Mgr Kieran Heskin

Sacred Heart Church, Ilkley

UP to the 1930’s hiring fairs were not uncommon in this island and in Ireland. Once or twice a year poor people, seeking employment on farms, came along to the hiring fair. The tall and well-built were hired first. Realizing this, men with influenza or tuberculosis would try to present themselves as hefty and strong. They watched with heavy hearts as the employers picked out those who were younger, stronger and more healthy looking.

It was not only men who had to face the stresses and indignity of the hiring fair. Children, as young as eight, and women were also involved. Prior to hiring them, prospective employers demanded that, like horses, they parade up and down the street. They were even asked to open their mouths to have their teeth inspected.

Jesus tells a story about a vineyard owner who went to the hiring fair in his local market place in Palestine to hire workers for his vineyard. He hired his first contingent at 6.00 a.m. and agreed a wage with them for a twelve hour day. At 9.00 a.m., 12.00 noon, 3.00 p.m. and 5.00 p.m. he hired further groups of workers.

At 6.00 p.m. the time for payment arrived. All groups were paid the same amount. A spokesman for the first group complained: “how can this be right, my group here have worked for twelve hours, that lot over there have only worked for one hour: can we have justice please”. The vineyard owner said to him: “my friend, I am not being unjust to you; did we not agree on one denarius? Take your earnings and go. I choose to pay the last-comer as much as I pay you. Have I no right to do what I like with my own? Why be envious because I am generous?”

Those hired at the eleventh hour, the most fragile, desperately needed any money they could get to provide for themselves and their dependents.
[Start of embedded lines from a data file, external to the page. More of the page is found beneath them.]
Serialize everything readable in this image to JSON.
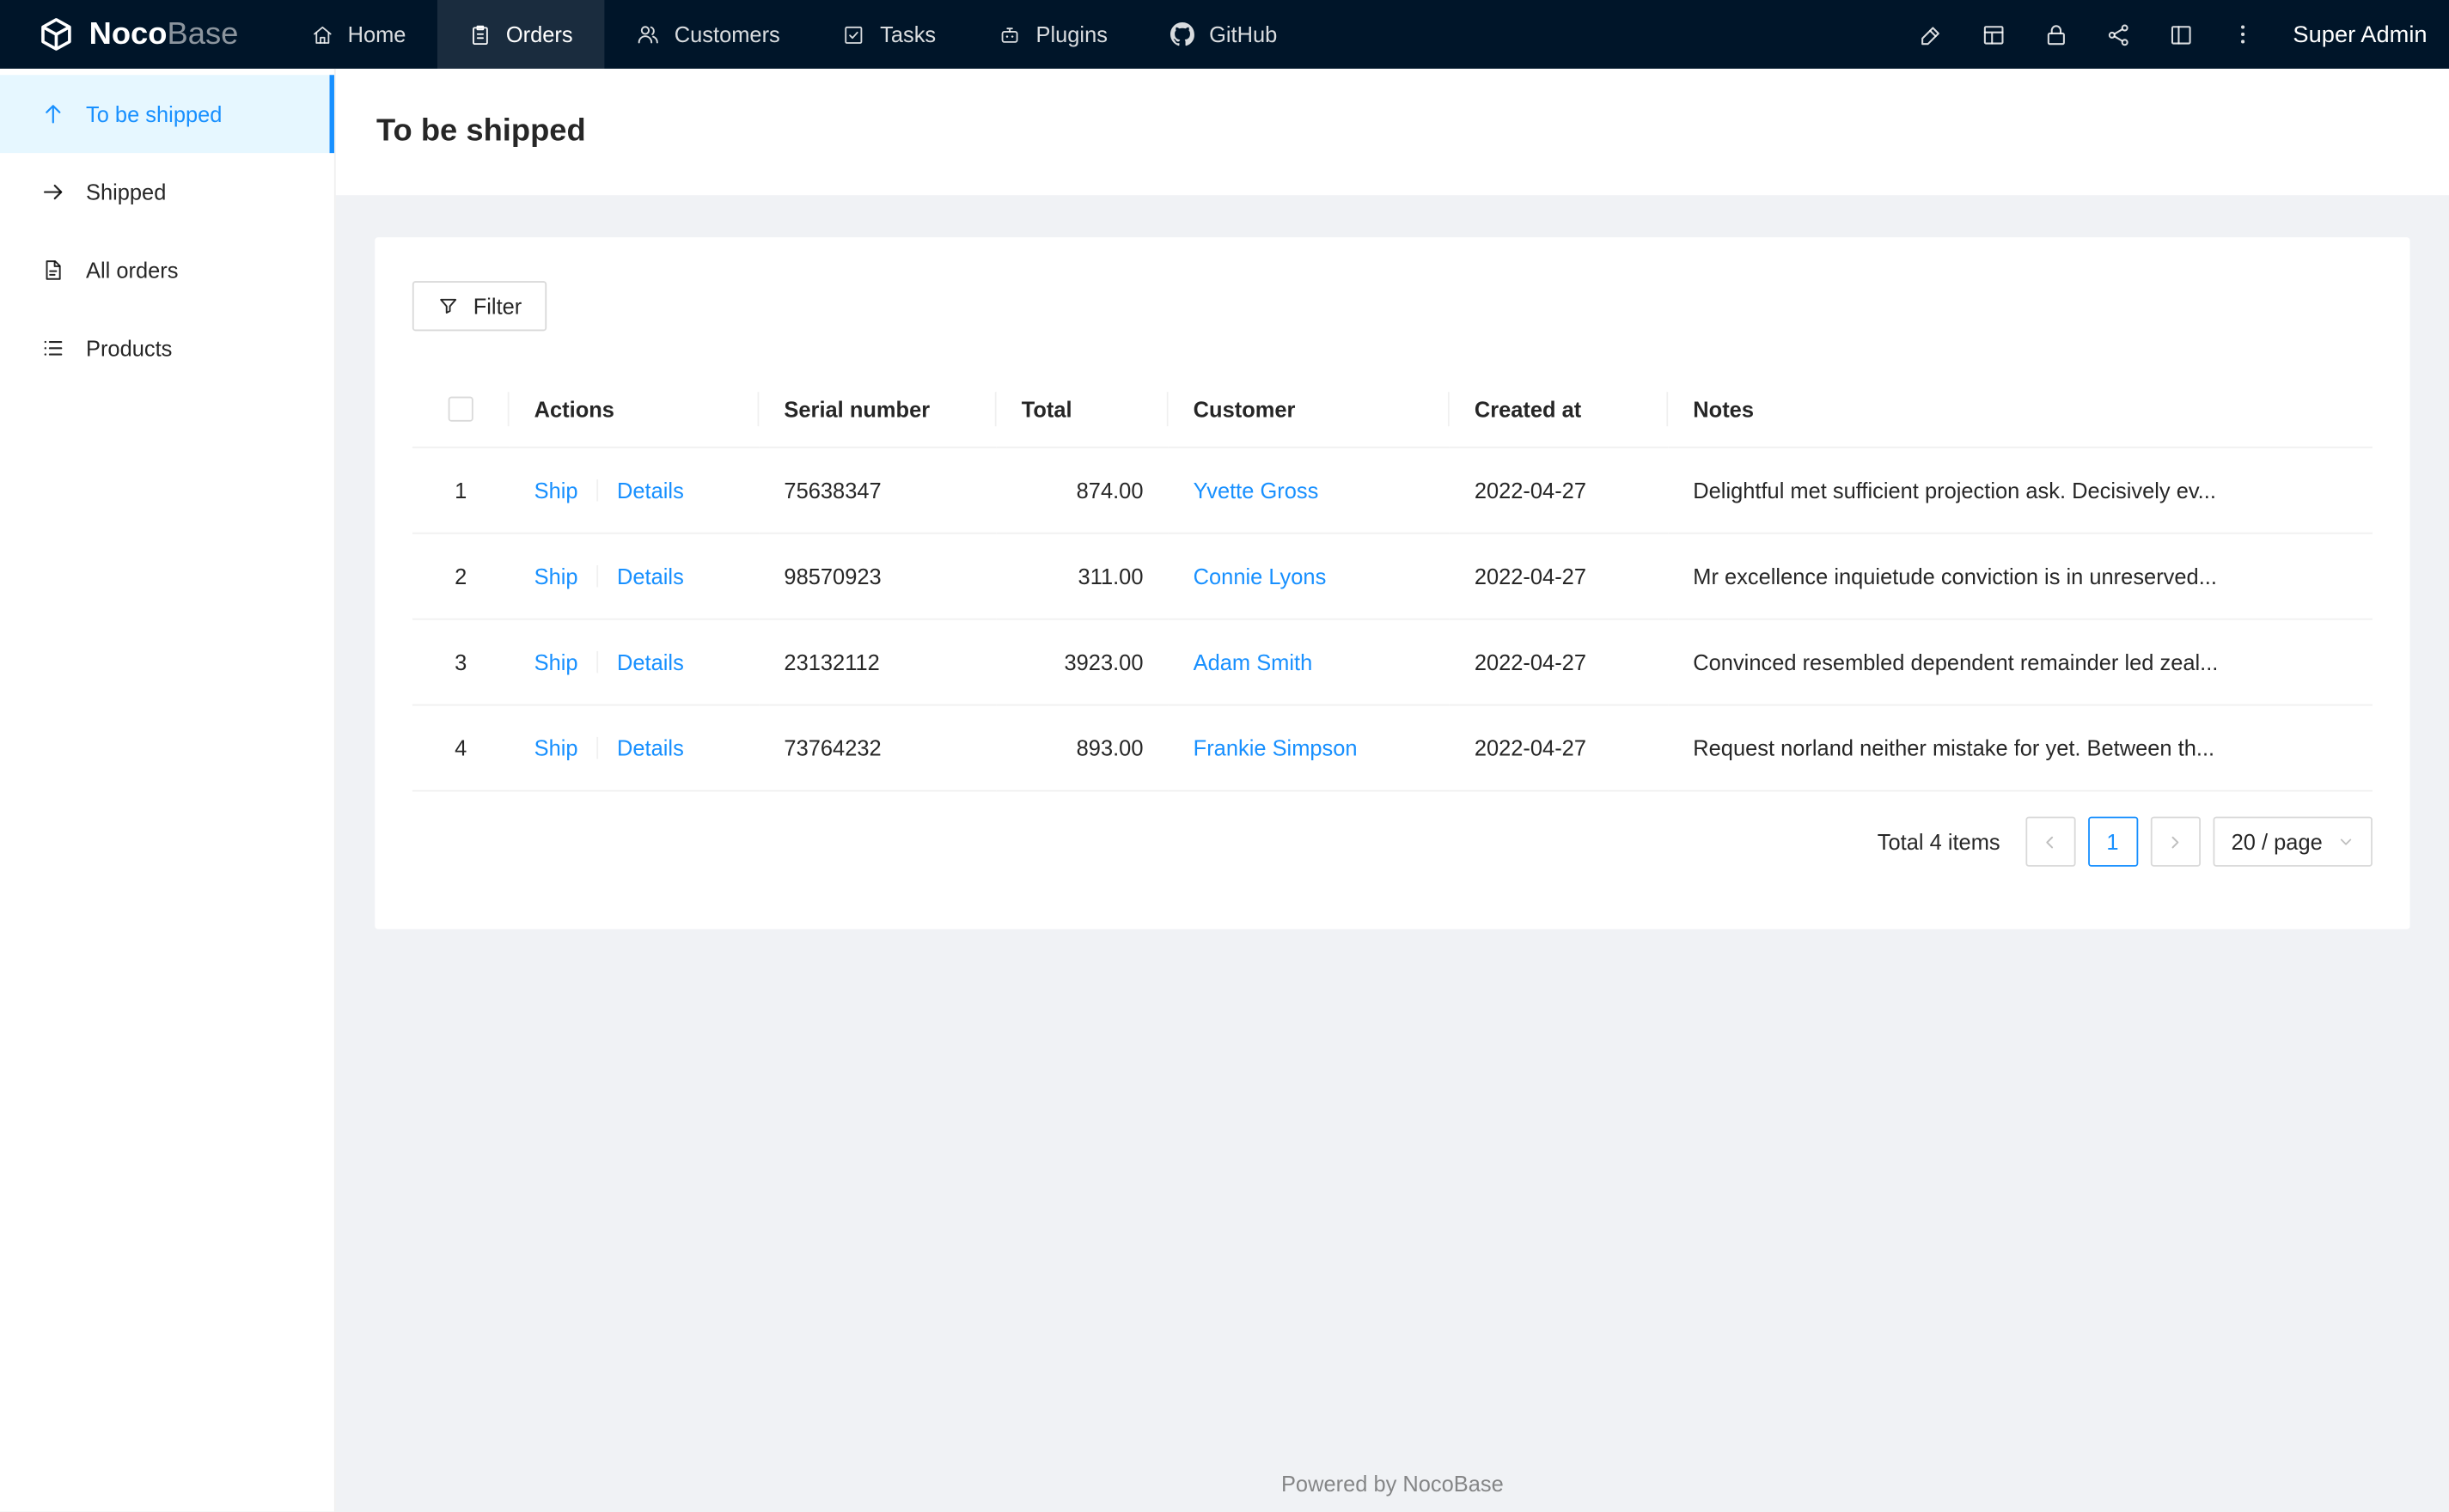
{
  "colors": {
    "primary": "#1890ff",
    "navbar_bg": "#001529",
    "sidebar_active_bg": "#e6f7ff",
    "content_bg": "#f0f2f5",
    "table_border": "#f0f0f0",
    "link": "#1890ff"
  },
  "navbar": {
    "logo_noco": "Noco",
    "logo_base": "Base",
    "items": [
      {
        "label": "Home",
        "icon": "home-icon",
        "active": false
      },
      {
        "label": "Orders",
        "icon": "orders-icon",
        "active": true
      },
      {
        "label": "Customers",
        "icon": "customers-icon",
        "active": false
      },
      {
        "label": "Tasks",
        "icon": "tasks-icon",
        "active": false
      },
      {
        "label": "Plugins",
        "icon": "plugins-icon",
        "active": false
      },
      {
        "label": "GitHub",
        "icon": "github-icon",
        "active": false
      }
    ],
    "right_icons": [
      "ui-editor-icon",
      "collections-icon",
      "lock-icon",
      "api-icon",
      "layout-icon",
      "more-icon"
    ],
    "user": "Super Admin"
  },
  "sidebar": {
    "items": [
      {
        "label": "To be shipped",
        "icon": "arrow-up-icon",
        "active": true
      },
      {
        "label": "Shipped",
        "icon": "arrow-right-icon",
        "active": false
      },
      {
        "label": "All orders",
        "icon": "file-icon",
        "active": false
      },
      {
        "label": "Products",
        "icon": "list-icon",
        "active": false
      }
    ]
  },
  "page": {
    "title": "To be shipped"
  },
  "toolbar": {
    "filter_label": "Filter"
  },
  "table": {
    "columns": [
      "Actions",
      "Serial number",
      "Total",
      "Customer",
      "Created at",
      "Notes"
    ],
    "rows": [
      {
        "index": "1",
        "action_ship": "Ship",
        "action_details": "Details",
        "serial": "75638347",
        "total": "874.00",
        "customer": "Yvette Gross",
        "created_at": "2022-04-27",
        "notes": "Delightful met sufficient projection ask. Decisively ev..."
      },
      {
        "index": "2",
        "action_ship": "Ship",
        "action_details": "Details",
        "serial": "98570923",
        "total": "311.00",
        "customer": "Connie Lyons",
        "created_at": "2022-04-27",
        "notes": "Mr excellence inquietude conviction is in unreserved..."
      },
      {
        "index": "3",
        "action_ship": "Ship",
        "action_details": "Details",
        "serial": "23132112",
        "total": "3923.00",
        "customer": "Adam Smith",
        "created_at": "2022-04-27",
        "notes": "Convinced resembled dependent remainder led zeal..."
      },
      {
        "index": "4",
        "action_ship": "Ship",
        "action_details": "Details",
        "serial": "73764232",
        "total": "893.00",
        "customer": "Frankie Simpson",
        "created_at": "2022-04-27",
        "notes": "Request norland neither mistake for yet. Between th..."
      }
    ]
  },
  "pagination": {
    "total_text": "Total 4 items",
    "page": "1",
    "page_size": "20 / page"
  },
  "footer": {
    "text": "Powered by NocoBase"
  }
}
The vine yard owner realized this and was more than generous with them.

This is a parable that encourages us to imitate the vineyard owner who, in Jesus’ story, is God himself, by being generous and sensitive to human poverty and human weakness wherever we encounter it.